That was the theory anyway.
Apparently that's a theory some of today's big online players don't subscribe to. But in Google's case, they might be in for a lesson. Because concerns about some of Google's recent policy changes - and their snarky suggestion those who don't like it should go elsewhere
has provoked some attention on the State level.
First the Feds, and now thirty-six state Attorneys General, are voicing concern over Google's new privacy (or lack thereof) policy. In a multi-page letter
dated February 22, 2012, the AGs cut right to the chase:
Especially interesting was this paragraph where the AGs remind Google that the somewhat childish excuse many dotcom businesses offer which says "we know what we said before but we've since changed our minds

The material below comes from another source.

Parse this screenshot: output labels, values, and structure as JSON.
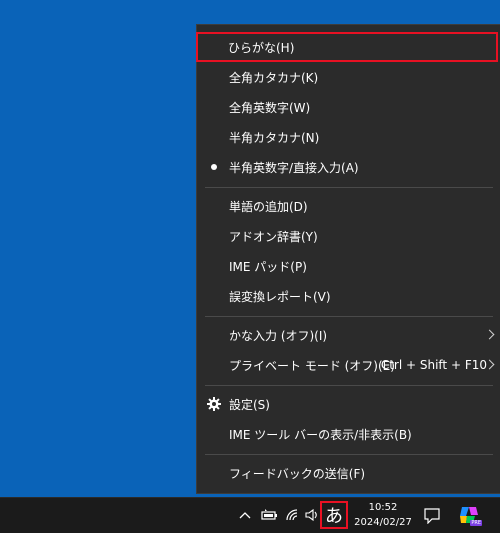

" doesn't quite fly in legal circles. By setting certain expectations over an extended period of time, Google may have painted itself into a corner (emphasis added):
It will be interesting to see how Google responds - and even more interesting, how this ultimately plays out in the coming months.
Full text of the letter in PDF format can be downloaded here